Is the “Thucydides Trap” a False Proposition?
In 2012, professor Graham Allison wrote an article in the Financial Times and for the first time put forward the concept of the “Thucydides Trap” as it pertains to China and the U.S., which led to heated discussions. In an interview, Allison elaborated on his views: “We’re drifting, just as you said, to the Thucydides dynamic that I wrote about in my book. What we’re heading toward is not just a new Cold War, but a real war.”
Allison told China Focus that the Trump Administration has no clear strategy for current China-U.S. relations. At present, both sides are exploring new ways forward and trying to find new strategic concepts for relations, which is not easy but very necessary.
However, some people do not believe in the “Thucydides Trap” analysis. Neil Davidson, a member of the House of Lords in the U.K., believes that the war between Athens and Sparta that the “Thucydides Trap” refers to occurred too long ago to be applied to any analysis of current China-U.S. relations.
“Because of globalization and because of these interlinks, the two nations have to live with conflict,” Davidson said. “I’ve looked at some of the studies based on this, and I have seen all the examples where there have been wars. But when you actually look at these examples, they are not anywhere applicable to the present day. We do not live in times in which people want to go to war, regardless of how aggressively some people may speak.”
The Rise of China and the Future of China-U.S. Relations
Is the rapid rise of China worthy of U.S. concern? Will China, which has grown in strength, become a threat to the U.S.?
John Milligan-Whyte, Executive Chairman of the America-China Partnership Foundation and the Center for U.S.-China Partnership Relations, thinks that the U.S. should not regard China as a threat because in a sense, China will never start a war. If the U.S. becomes the world’s second largest economy, there remain 200 other countries in the world. Having the second largest economy is not exactly a failure. China has the second largest economy today and yet it may still be 100th in terms of per capita wealth.
“I don’t think China is a threat to the U.S.,” said Nathan Gardels, senior adviser to the Berggruen Institute. “When Chinese reports indicated that the Chinese economy had slowed down, the American stock market also took a deep dive, because if China’s economy is damaged, the American economy is also damaged. China needs the world to grow and the world needs China to grow.”
U.S. California State senator Robert Hertzberg explained that China has never invaded any other countries in its history.
“Now, economically, China needs to protect its people,” Hertzberg told China Focus. “Just like I need to protect my people in California.

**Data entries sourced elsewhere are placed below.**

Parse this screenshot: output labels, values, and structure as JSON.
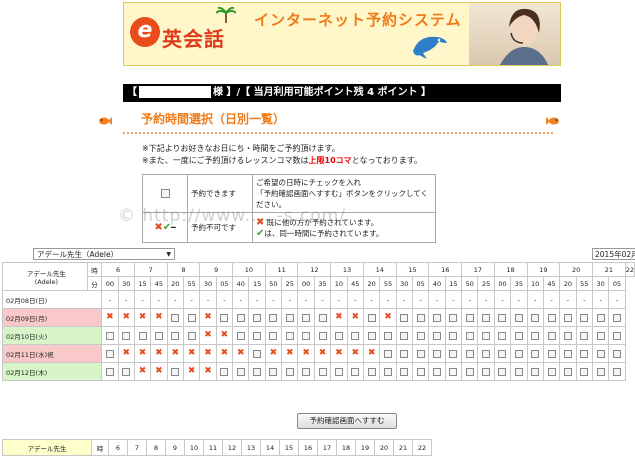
{
  "banner": {
    "logo_letter": "e",
    "logo_text": "英会話",
    "system_title": "インターネット予約システム"
  },
  "infobar": {
    "prefix": "【",
    "suffix": "様 】/【 当月利用可能ポイント残 4 ポイント 】"
  },
  "section": {
    "title": "予約時間選択（日別一覧）"
  },
  "notes": {
    "line1": "※下記よりお好きなお日にち・時間をご予約頂けます。",
    "line2_before": "※また、一度にご予約頂けるレッスンコマ数は",
    "line2_red": "上限10コマ",
    "line2_after": "となっております。"
  },
  "legend": {
    "available_label": "予約できます",
    "available_desc_1": "ご希望の日時にチェックを入れ",
    "available_desc_2": "「予約確認画面へすすむ」ボタンをクリックしてください。",
    "unavailable_label": "予約不可です",
    "unavailable_desc_1": "既に他の方が予約されています。",
    "unavailable_desc_2": "は、同一時間に予約されています。"
  },
  "teacher_select": {
    "value": "アデール先生（Adele）"
  },
  "year_label": "2015年02月",
  "grid": {
    "teacher_name": "アデール先生",
    "teacher_roman": "(Adele)",
    "hour_label": "時",
    "minute_label": "分",
    "hours": [
      "6",
      "7",
      "8",
      "9",
      "10",
      "11",
      "12",
      "13",
      "14",
      "15",
      "16",
      "17",
      "18",
      "19",
      "20",
      "21",
      "22"
    ],
    "minutes": [
      "00",
      "30",
      "15",
      "45",
      "20",
      "55",
      "30",
      "05",
      "40",
      "15",
      "50",
      "25",
      "00",
      "35",
      "10",
      "45",
      "20",
      "55",
      "30",
      "05",
      "40",
      "15",
      "50",
      "25",
      "00",
      "35",
      "10",
      "45",
      "20",
      "55",
      "30",
      "05"
    ],
    "days": [
      {
        "label": "02月08日(日)",
        "type": "none",
        "cells": "--------------------------------"
      },
      {
        "label": "02月09日(月)",
        "type": "pink",
        "cells": "XXXXccXcccccccXXcXcccccccccccccc"
      },
      {
        "label": "02月10日(火)",
        "type": "green",
        "cells": "ccccccXXcccccccccccccccccccccccc"
      },
      {
        "label": "02月11日(水)祝",
        "type": "pink",
        "cells": "cXXXXXXXXcXXXXXXXccccccccccccccc"
      },
      {
        "label": "02月12日(木)",
        "type": "green",
        "cells": "ccXXcXXcccccccccccccccccccccccc"
      }
    ]
  },
  "confirm_button": "予約確認画面へすすむ",
  "watermark": "© http://www.... -s.com/"
}
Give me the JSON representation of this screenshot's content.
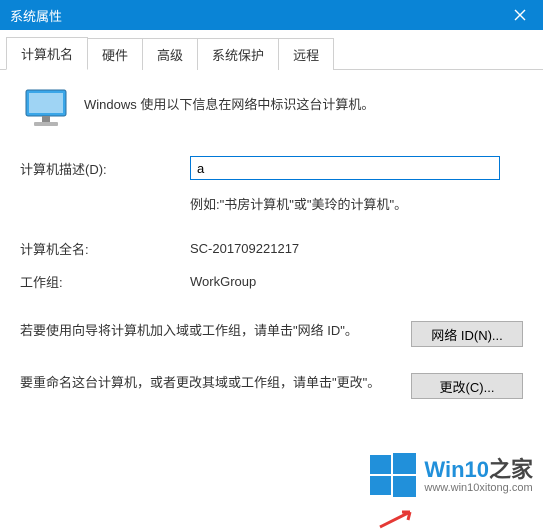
{
  "titlebar": {
    "title": "系统属性"
  },
  "tabs": {
    "items": [
      {
        "label": "计算机名"
      },
      {
        "label": "硬件"
      },
      {
        "label": "高级"
      },
      {
        "label": "系统保护"
      },
      {
        "label": "远程"
      }
    ]
  },
  "intro": {
    "text": "Windows 使用以下信息在网络中标识这台计算机。"
  },
  "description": {
    "label": "计算机描述(D):",
    "value": "a",
    "example": "例如:\"书房计算机\"或\"美玲的计算机\"。"
  },
  "fullname": {
    "label": "计算机全名:",
    "value": "SC-201709221217"
  },
  "workgroup": {
    "label": "工作组:",
    "value": "WorkGroup"
  },
  "network_id": {
    "text": "若要使用向导将计算机加入域或工作组，请单击\"网络 ID\"。",
    "button": "网络 ID(N)..."
  },
  "change": {
    "text": "要重命名这台计算机，或者更改其域或工作组，请单击\"更改\"。",
    "button": "更改(C)..."
  },
  "watermark": {
    "brand_prefix": "Win10",
    "brand_suffix": "之家",
    "url": "www.win10xitong.com"
  }
}
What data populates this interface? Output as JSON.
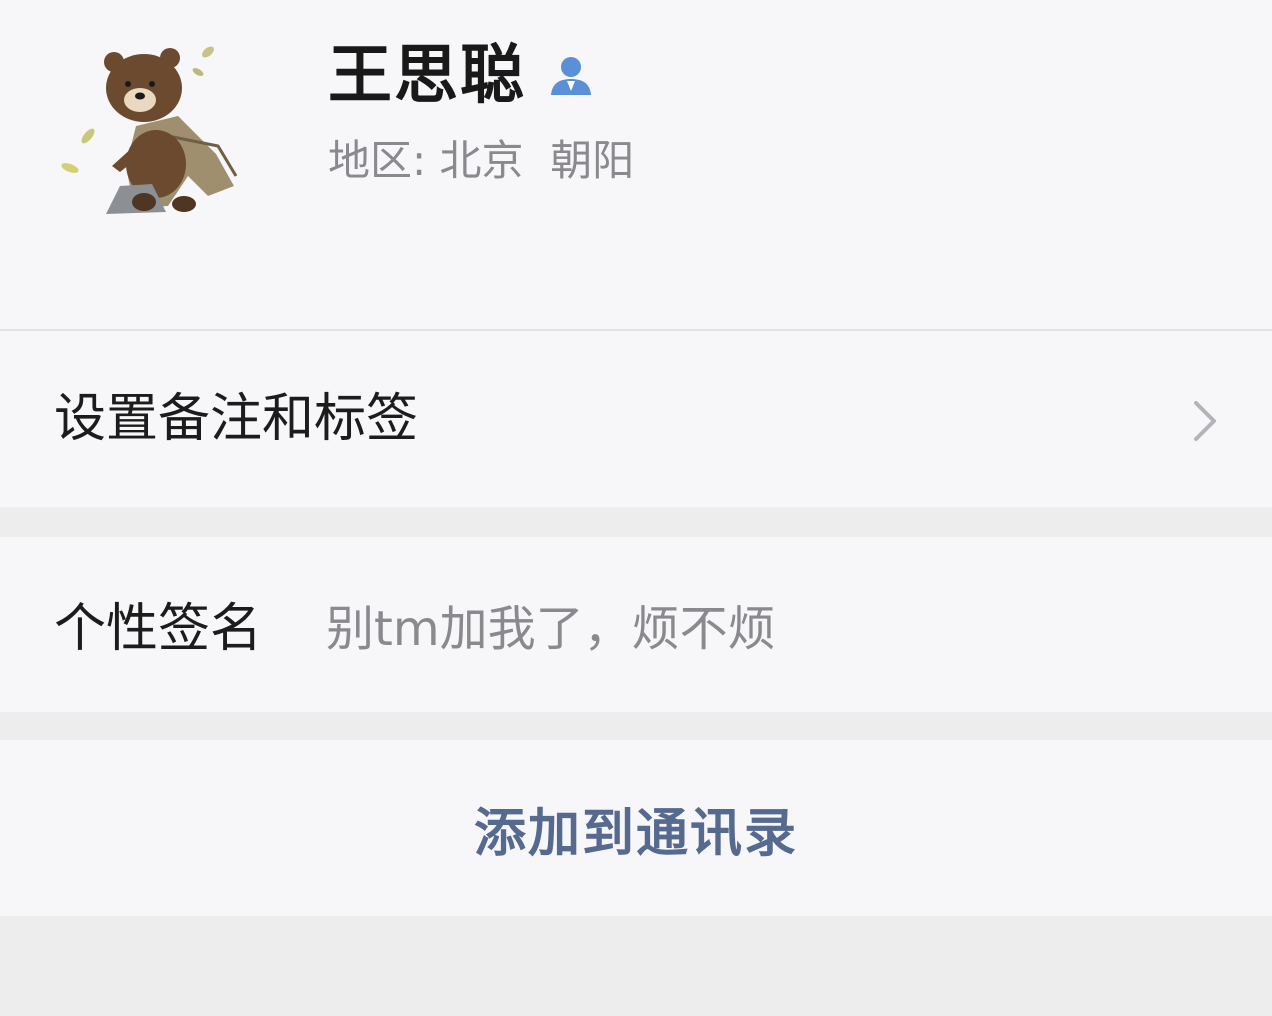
{
  "profile": {
    "name": "王思聪",
    "region_label": "地区:",
    "region_city": "北京",
    "region_district": "朝阳",
    "avatar_icon": "brown-bear-sticker-avatar",
    "contact_icon": "person-icon",
    "contact_icon_color": "#5b8fd6"
  },
  "remark_row": {
    "label": "设置备注和标签",
    "chevron_icon": "chevron-right-icon"
  },
  "signature_row": {
    "label": "个性签名",
    "value": "别tm加我了，烦不烦"
  },
  "actions": {
    "add_to_contacts": "添加到通讯录"
  },
  "colors": {
    "background": "#ededee",
    "card": "#f7f7f9",
    "link": "#56698f",
    "secondary_text": "#8a8a8e"
  }
}
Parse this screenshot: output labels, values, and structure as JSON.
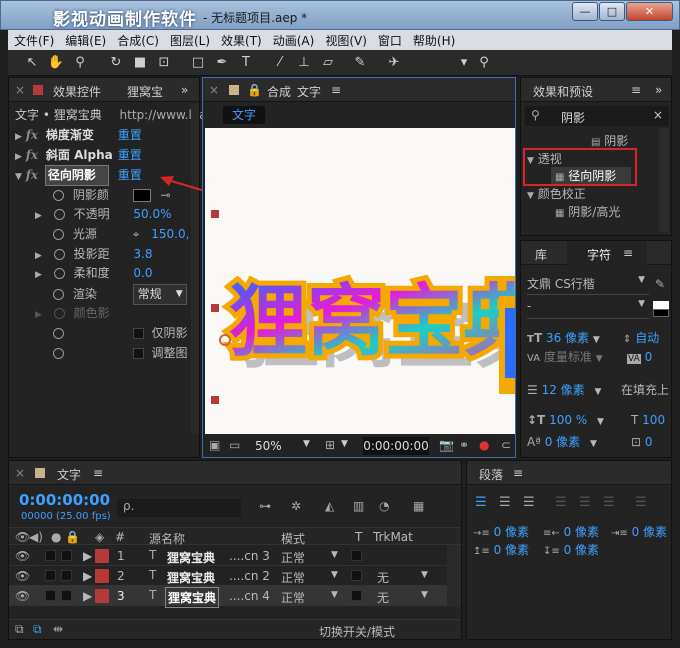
{
  "window": {
    "title": "影视动画制作软件",
    "subtitle": "- 无标题项目.aep *",
    "min": "—",
    "max": "□",
    "close": "✕"
  },
  "menu": [
    "文件(F)",
    "编辑(E)",
    "合成(C)",
    "图层(L)",
    "效果(T)",
    "动画(A)",
    "视图(V)",
    "窗口",
    "帮助(H)"
  ],
  "effect_controls": {
    "tab_label": "效果控件",
    "tab_target": "狸窝宝",
    "header_left": "文字 • 狸窝宝典",
    "header_right": "http://www.leawo",
    "effects": [
      {
        "name": "梯度渐变",
        "reset": "重置"
      },
      {
        "name": "斜面 Alpha",
        "reset": "重置"
      },
      {
        "name": "径向阴影",
        "reset": "重置"
      }
    ],
    "properties": [
      {
        "name": "阴影颜",
        "value": ""
      },
      {
        "name": "不透明",
        "value": "50.0%"
      },
      {
        "name": "光源",
        "value": "150.0,"
      },
      {
        "name": "投影距",
        "value": "3.8"
      },
      {
        "name": "柔和度",
        "value": "0.0"
      },
      {
        "name": "渲染",
        "value": "常规"
      },
      {
        "name": "颜色影",
        "value": ""
      },
      {
        "name": "",
        "value": "仅阴影"
      },
      {
        "name": "",
        "value": "调整图"
      }
    ]
  },
  "composition": {
    "tab_label": "合成",
    "tab_target": "文字",
    "subtab": "文字",
    "canvas_text": "狸窝宝典",
    "zoom": "50%",
    "timecode": "0:00:00:00"
  },
  "effects_presets": {
    "tab_label": "效果和预设",
    "search_value": "阴影",
    "tree": [
      {
        "label": "阴影",
        "indent": 2
      },
      {
        "label": "透视",
        "indent": 0,
        "group": true
      },
      {
        "label": "径向阴影",
        "indent": 2,
        "highlight": true
      },
      {
        "label": "颜色校正",
        "indent": 0,
        "group": true
      },
      {
        "label": "阴影/高光",
        "indent": 2
      }
    ]
  },
  "character": {
    "tab_lib": "库",
    "tab_char": "字符",
    "font": "文鼎 CS行楷",
    "style": "-",
    "size": "36 像素",
    "leading": "自动",
    "kerning": "度量标准",
    "tracking": "0",
    "stroke": "12 像素",
    "stroke_mode": "在填充上",
    "vscale": "100 %",
    "hscale": "100",
    "baseline": "0 像素",
    "tsume": "0"
  },
  "paragraph": {
    "tab_label": "段落",
    "indent_left": "0 像素",
    "indent_right": "0 像素",
    "indent_first": "0 像素",
    "space_before": "0 像素",
    "space_after": "0 像素"
  },
  "timeline": {
    "tab_label": "文字",
    "timecode": "0:00:00:00",
    "fps": "00000 (25.00 fps)",
    "search_placeholder": "ρ.",
    "col_num": "#",
    "col_name": "源名称",
    "col_mode": "模式",
    "col_t": "T",
    "col_trkmat": "TrkMat",
    "layers": [
      {
        "num": "1",
        "name": "狸窝宝典",
        "suffix": "....cn 3",
        "mode": "正常",
        "trkmat": ""
      },
      {
        "num": "2",
        "name": "狸窝宝典",
        "suffix": "....cn 2",
        "mode": "正常",
        "trkmat": "无"
      },
      {
        "num": "3",
        "name": "狸窝宝典",
        "suffix": "....cn 4",
        "mode": "正常",
        "trkmat": "无"
      }
    ],
    "footer": "切换开关/模式"
  },
  "colors": {
    "accent": "#3ea0ff",
    "highlight_box": "#d9252a",
    "arrow": "#d9252a",
    "layer_label": "#b43a3a"
  }
}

There have been challenges recently, but I also take the long view. And it’s beneficial to all of us to work together in harmony and to think deeply about how we meet these challenges.”
In terms of the future of China-U.S. relations, Dai Min, president of the America-China Partnership Foundation and the Center for U.S.-China Partnership Relations, argues that the rise of China is unstoppable.
“We think in the 21st century, the U.S. and China will have to coexist peacefully to have balanced economic and national security interests,” Dai explained. “In this way, the world will be in peace, and in this way, the U.S. and China will both get benefit. Otherwise, they will risk destroying everything that the world has accomplished since WWII.”
Editor: Yuan Yanan, Dong Lingyi